## WHAT YOU HAVE TO DO
Find every line of the records that has "photo" and return it.
_____
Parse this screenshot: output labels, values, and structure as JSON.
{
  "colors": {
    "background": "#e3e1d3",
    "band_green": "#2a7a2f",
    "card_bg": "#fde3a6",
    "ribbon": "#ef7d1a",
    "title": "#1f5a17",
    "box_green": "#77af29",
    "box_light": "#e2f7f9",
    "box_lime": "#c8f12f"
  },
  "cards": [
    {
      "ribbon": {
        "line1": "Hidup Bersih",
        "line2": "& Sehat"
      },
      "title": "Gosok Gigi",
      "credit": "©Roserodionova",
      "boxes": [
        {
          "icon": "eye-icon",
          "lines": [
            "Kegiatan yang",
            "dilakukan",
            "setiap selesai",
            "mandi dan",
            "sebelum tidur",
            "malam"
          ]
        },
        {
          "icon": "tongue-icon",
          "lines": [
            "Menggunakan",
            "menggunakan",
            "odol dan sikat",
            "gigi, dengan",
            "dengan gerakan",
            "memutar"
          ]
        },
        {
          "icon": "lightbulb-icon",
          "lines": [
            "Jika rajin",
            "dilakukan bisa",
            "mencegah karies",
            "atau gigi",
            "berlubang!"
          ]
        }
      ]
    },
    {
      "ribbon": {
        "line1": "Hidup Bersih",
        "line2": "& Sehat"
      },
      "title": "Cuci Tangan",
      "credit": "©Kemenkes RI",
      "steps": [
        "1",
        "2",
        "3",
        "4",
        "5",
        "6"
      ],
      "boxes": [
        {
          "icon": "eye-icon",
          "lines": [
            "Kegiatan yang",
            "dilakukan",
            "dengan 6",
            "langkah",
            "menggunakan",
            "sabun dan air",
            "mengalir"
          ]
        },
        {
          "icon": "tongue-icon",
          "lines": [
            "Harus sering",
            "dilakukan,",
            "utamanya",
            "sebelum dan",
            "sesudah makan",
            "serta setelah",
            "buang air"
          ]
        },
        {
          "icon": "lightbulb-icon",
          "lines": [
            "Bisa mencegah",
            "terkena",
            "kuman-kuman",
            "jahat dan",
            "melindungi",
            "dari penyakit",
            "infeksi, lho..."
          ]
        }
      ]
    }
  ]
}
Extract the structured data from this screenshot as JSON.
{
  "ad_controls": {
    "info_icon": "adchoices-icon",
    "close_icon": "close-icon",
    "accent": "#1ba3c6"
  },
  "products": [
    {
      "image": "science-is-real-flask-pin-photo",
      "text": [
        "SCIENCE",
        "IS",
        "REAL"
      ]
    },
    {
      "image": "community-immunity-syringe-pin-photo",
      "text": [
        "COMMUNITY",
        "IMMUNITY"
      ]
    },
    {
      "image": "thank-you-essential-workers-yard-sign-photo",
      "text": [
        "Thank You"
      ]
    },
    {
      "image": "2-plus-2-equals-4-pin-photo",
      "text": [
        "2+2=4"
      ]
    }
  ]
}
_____
## EXERCISE RESPONSE
      "image": "science-is-real-flask-pin-photo",
      "image": "community-immunity-syringe-pin-photo",
      "image": "thank-you-essential-workers-yard-sign-photo",
      "image": "2-plus-2-equals-4-pin-photo",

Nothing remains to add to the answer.